h2 {
    font-size: 21px;
}

@media all and (min-width: 52em) {
    h2 {
        font-size: 24px;
    }
}

In this example, the font size for our h2 elements will be 21px by default and 24px for everything with a screen width larger than 52em (about 832px).

We can even change the layout from two columns to four columns:

.column {
    width: 50%;
}

@media all and (min-width: 48em) {
    .column {
        width: 25%;
    }
}

Of course, there’s just one small catch in our plan: Our original media query attribute is not supported by Internet Explorer 8 since it doesn’t support CSS3 media queries.

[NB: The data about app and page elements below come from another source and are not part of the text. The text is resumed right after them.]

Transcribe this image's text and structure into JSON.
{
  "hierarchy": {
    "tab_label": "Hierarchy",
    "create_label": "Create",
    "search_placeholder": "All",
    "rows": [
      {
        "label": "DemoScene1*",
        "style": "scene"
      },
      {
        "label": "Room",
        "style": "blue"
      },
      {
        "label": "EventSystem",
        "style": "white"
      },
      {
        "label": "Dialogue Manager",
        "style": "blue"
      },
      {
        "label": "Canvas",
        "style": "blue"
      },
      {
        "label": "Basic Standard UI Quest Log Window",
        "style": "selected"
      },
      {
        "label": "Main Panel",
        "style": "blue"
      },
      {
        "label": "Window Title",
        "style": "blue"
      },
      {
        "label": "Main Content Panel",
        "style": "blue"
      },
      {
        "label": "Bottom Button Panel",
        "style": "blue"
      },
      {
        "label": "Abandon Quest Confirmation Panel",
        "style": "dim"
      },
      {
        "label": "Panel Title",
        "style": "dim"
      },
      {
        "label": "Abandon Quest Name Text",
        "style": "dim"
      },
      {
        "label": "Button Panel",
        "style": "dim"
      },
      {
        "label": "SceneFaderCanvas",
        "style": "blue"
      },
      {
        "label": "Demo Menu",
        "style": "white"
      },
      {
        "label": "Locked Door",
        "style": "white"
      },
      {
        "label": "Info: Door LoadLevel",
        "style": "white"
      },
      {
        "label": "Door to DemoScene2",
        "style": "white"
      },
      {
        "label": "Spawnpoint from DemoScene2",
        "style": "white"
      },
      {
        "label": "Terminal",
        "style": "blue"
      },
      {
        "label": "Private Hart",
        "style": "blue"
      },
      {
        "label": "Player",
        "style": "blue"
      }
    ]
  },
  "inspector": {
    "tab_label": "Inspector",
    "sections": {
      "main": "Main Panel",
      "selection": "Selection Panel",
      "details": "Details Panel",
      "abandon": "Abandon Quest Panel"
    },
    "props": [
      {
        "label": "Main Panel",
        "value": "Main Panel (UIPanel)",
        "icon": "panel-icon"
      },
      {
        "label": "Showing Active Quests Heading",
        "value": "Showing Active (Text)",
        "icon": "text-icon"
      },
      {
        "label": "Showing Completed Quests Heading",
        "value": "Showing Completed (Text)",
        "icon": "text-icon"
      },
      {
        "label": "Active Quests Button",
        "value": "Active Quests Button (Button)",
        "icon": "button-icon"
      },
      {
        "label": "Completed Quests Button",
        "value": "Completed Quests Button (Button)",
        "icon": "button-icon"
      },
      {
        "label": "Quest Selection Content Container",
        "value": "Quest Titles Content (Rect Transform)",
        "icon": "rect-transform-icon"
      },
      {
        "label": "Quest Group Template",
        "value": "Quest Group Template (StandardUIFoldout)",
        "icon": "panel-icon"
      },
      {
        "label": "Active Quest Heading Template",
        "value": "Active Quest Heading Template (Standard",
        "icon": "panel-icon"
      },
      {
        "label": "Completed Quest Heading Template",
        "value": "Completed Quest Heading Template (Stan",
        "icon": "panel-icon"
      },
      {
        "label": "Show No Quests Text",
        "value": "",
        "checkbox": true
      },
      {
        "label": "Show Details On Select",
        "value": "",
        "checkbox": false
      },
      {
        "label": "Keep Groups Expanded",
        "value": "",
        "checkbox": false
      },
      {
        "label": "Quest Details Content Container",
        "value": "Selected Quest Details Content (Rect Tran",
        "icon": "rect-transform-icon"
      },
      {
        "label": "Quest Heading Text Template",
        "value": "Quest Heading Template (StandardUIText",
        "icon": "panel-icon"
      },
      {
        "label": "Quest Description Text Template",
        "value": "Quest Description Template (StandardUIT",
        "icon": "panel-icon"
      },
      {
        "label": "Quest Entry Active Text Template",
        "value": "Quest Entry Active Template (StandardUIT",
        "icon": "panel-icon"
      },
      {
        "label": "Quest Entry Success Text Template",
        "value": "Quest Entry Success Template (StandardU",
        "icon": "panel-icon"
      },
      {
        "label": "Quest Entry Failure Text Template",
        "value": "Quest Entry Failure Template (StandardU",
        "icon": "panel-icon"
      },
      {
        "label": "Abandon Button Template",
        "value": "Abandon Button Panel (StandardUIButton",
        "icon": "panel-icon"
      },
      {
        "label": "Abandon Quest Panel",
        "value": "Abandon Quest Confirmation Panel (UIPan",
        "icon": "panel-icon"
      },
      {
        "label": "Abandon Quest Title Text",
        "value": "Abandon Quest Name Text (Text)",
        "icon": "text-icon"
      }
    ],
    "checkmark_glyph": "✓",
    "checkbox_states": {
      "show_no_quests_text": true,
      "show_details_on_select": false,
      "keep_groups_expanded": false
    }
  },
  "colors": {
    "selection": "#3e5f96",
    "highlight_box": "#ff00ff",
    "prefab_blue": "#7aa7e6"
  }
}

So site visitors browsing our site with IE 8 will only get the basic styles. This could be a problem because we need to support IE 8 in our project, so what can we do?

Consider the options

On the subject of support for IE 8, there are a few options to consider:

  1. Do we simply ignore IE 8 since we’re concentrating on “emerging technologies” for our site?
  2. Do we accept the fact that IE 8 will get a basic yet functional experience compared to modern browsers?
  3. Can we somehow enable IE 8 to take advantage of our enhanced style sheet?

Admittedly, the first option is probably not a practical solution. Internet Explorer 8 usage still represents a significant proportion of the overall browser market, so it’s important not to ignore it.

While the second option is better, we can go one step further.

Another option to consider is redundantly referencing the enhanced style sheet for IE 8 only. This creates an additional server request, but that shouldn’t be a big deal since we’re restricting it to non-mobile devices. Here’s how to achieve that:

<!--[if (lt IE 9) & (!IEMobile)]>
<link rel="stylesheet" href="enhanced.css">
<![endif]-->

So now non-mobile IE 8 devices will download the enhanced style sheet and all is good, right? Well, not quite yet. Our enhanced.css file will naturally contain media queries too, so we’ll need to add some CSS rules specifically for IE 8 to fully cover our bases.

If we wrap the html element in a conditional comment, we can conveniently add a class for IE 8:

<!--[if IE 8 ]> <html lang="en-US" class="ie8"> <![endif]-->

Now we can duplicate the media queries we’ve added in enhanced.css and target IE 8 with a CSS rule of its own. For example, we could add a CSS rule like this:

.ie8 h2 {
    font-size: 24px;
}

Fine-tune the details

Using this method, we can go through the enhanced.css file and make sure that IE 8 will get the same (or at least similar) styles as all the modern browsers. We don’t necessarily need to duplicate every single style included in the media queries. None of the fun CSS3 features, like rounded corners, box shadows and gradients will be available to IE 8, so there’s no need to include them. But we can tailor the experience for IE 8 to include the important elements like layout, background images and font sizes.